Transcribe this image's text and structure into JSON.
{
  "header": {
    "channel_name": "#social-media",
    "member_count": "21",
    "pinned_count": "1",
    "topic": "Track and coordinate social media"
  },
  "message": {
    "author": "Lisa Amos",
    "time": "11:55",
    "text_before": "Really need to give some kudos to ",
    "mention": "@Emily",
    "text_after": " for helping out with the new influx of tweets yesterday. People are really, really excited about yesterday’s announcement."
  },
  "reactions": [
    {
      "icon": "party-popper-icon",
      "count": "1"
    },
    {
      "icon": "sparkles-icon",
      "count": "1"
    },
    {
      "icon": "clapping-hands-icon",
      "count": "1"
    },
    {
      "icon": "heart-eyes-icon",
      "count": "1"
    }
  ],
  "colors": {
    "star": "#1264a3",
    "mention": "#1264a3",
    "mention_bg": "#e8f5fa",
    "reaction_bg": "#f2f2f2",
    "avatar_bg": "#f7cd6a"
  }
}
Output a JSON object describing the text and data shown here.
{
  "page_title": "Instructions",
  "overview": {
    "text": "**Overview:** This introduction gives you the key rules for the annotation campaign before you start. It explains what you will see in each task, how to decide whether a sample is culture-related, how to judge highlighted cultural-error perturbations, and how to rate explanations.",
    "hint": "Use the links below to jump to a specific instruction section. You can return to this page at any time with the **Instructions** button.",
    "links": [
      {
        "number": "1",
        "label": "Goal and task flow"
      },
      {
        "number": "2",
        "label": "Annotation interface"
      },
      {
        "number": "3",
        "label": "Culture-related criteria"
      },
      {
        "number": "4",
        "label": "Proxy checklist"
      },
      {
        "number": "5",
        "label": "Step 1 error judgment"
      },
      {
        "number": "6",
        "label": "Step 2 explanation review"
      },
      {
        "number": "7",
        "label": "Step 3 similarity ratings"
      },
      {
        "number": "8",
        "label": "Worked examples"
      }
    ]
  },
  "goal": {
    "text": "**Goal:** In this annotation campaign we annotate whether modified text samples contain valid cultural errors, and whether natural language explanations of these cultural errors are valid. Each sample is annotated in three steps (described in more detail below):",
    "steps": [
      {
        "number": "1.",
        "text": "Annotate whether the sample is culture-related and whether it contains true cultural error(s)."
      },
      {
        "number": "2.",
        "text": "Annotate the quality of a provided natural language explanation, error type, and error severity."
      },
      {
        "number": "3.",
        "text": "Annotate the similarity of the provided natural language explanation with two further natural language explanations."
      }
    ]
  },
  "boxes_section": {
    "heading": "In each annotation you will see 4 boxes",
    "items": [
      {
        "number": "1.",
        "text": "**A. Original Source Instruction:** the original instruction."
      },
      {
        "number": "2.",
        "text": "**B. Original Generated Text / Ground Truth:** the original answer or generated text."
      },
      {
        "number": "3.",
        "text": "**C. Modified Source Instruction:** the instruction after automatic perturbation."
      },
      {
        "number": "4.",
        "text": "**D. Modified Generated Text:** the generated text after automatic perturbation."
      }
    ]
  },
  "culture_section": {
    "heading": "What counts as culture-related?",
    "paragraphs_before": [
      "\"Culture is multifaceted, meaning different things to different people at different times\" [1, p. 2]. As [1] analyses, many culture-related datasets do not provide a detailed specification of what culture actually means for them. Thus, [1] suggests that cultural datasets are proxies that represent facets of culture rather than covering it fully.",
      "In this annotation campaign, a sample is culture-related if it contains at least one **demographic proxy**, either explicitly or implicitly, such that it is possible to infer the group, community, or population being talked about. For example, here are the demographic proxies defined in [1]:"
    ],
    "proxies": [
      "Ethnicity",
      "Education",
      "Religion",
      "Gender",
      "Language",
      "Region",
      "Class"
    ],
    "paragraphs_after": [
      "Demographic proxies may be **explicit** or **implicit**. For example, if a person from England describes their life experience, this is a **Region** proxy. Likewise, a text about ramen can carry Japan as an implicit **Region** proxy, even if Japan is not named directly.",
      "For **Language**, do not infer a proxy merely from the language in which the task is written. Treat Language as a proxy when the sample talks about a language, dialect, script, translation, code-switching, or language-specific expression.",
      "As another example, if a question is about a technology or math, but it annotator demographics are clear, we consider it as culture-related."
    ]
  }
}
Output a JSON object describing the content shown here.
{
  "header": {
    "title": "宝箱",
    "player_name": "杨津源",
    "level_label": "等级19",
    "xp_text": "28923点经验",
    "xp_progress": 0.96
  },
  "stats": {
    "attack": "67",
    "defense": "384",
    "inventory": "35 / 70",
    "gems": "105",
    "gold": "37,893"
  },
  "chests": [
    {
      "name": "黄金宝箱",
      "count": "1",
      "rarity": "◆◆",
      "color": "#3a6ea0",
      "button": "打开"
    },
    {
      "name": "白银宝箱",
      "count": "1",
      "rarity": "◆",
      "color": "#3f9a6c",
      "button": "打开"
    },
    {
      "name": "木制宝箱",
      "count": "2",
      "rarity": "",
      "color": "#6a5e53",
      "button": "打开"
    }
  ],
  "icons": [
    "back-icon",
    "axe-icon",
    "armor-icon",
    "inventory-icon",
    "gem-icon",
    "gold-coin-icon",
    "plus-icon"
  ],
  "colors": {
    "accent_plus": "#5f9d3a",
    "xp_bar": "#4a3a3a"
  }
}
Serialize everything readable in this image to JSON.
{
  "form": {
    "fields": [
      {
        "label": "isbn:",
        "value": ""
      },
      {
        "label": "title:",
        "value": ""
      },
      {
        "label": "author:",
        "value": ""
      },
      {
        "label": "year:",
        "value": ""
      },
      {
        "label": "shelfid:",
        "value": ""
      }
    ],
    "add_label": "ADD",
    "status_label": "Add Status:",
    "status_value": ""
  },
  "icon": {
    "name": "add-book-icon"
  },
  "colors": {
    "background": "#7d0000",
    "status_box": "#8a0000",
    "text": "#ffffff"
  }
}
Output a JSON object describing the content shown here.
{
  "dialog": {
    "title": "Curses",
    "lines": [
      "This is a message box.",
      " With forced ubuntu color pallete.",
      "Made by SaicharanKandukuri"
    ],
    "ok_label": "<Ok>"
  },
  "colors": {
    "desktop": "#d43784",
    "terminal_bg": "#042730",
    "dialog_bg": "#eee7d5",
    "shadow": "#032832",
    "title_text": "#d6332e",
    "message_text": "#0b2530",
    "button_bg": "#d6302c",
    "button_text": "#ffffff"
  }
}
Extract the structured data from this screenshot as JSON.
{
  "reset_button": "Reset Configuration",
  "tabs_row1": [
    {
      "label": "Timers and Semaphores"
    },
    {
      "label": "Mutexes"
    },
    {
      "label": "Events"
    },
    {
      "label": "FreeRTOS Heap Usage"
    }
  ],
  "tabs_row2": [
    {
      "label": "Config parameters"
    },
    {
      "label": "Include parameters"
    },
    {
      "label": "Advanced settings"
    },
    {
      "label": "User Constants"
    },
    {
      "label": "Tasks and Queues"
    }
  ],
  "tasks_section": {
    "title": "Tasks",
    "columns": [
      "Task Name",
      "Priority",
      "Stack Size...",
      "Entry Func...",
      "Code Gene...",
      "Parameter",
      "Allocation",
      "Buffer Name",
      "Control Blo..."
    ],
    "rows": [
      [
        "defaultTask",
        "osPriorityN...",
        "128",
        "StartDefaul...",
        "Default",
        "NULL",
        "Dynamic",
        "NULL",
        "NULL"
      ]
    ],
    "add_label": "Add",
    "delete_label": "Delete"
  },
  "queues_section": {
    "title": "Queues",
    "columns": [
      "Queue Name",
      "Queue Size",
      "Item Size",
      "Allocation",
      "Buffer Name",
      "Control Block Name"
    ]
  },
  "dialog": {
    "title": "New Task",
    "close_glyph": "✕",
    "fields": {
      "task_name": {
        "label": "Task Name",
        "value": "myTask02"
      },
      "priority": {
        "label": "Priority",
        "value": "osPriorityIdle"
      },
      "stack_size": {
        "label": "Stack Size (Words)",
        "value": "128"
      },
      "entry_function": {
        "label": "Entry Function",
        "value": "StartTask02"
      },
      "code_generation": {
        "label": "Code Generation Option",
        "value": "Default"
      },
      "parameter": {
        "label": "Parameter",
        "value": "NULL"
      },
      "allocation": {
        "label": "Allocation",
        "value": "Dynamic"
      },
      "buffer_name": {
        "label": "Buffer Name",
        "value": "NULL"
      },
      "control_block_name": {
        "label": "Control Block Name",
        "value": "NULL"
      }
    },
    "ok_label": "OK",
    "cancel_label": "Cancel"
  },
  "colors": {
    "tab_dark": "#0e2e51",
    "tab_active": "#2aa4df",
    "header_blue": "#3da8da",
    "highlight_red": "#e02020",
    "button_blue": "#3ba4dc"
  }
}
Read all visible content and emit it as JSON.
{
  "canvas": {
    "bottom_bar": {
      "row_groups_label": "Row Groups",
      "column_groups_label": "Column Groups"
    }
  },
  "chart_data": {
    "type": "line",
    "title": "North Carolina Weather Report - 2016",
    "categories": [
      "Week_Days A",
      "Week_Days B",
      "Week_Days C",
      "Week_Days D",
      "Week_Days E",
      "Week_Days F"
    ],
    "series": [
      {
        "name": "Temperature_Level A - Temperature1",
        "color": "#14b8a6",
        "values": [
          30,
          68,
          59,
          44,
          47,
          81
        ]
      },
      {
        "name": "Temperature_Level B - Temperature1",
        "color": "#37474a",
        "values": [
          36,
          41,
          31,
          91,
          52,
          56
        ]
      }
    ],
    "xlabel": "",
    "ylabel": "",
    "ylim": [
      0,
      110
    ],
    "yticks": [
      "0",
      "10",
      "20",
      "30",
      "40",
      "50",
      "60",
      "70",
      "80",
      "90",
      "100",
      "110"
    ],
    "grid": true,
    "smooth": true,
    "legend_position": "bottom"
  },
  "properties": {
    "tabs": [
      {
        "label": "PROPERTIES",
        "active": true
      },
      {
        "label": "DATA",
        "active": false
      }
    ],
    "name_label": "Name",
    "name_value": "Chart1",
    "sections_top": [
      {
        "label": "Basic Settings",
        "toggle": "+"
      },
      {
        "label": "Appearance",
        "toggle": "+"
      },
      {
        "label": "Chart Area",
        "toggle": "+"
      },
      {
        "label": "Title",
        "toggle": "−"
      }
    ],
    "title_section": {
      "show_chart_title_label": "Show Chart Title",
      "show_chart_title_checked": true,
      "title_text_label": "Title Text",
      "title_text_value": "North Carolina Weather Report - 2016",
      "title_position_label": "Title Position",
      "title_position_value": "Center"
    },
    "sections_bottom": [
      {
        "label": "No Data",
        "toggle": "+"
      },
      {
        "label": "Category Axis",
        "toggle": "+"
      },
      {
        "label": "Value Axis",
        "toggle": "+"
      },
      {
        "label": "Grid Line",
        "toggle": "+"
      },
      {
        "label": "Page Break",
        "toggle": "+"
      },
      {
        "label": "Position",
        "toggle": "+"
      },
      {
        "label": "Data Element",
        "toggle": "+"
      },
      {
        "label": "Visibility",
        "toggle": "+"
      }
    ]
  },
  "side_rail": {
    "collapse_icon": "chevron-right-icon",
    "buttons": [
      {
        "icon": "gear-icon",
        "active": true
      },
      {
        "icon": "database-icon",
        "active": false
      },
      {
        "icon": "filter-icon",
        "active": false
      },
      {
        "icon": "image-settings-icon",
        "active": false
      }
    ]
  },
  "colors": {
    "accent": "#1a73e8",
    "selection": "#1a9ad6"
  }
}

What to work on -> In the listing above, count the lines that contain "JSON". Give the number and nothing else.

Response to the task -> 7